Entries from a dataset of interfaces

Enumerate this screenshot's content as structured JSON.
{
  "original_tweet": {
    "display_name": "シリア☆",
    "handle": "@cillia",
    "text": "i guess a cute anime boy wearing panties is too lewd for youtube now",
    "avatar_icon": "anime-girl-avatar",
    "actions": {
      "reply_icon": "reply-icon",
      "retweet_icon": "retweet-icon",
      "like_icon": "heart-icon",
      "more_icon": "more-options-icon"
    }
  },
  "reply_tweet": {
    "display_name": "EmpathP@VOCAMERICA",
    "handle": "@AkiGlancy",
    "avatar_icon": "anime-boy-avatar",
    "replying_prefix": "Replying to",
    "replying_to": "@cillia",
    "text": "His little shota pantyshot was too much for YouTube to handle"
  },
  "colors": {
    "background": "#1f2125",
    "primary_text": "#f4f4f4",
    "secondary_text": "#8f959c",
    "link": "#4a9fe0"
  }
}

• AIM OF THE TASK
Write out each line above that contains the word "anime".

• WRITTEN REPLY
    "text": "i guess a cute anime boy wearing panties is too lewd for youtube now",
    "avatar_icon": "anime-girl-avatar",
    "avatar_icon": "anime-boy-avatar",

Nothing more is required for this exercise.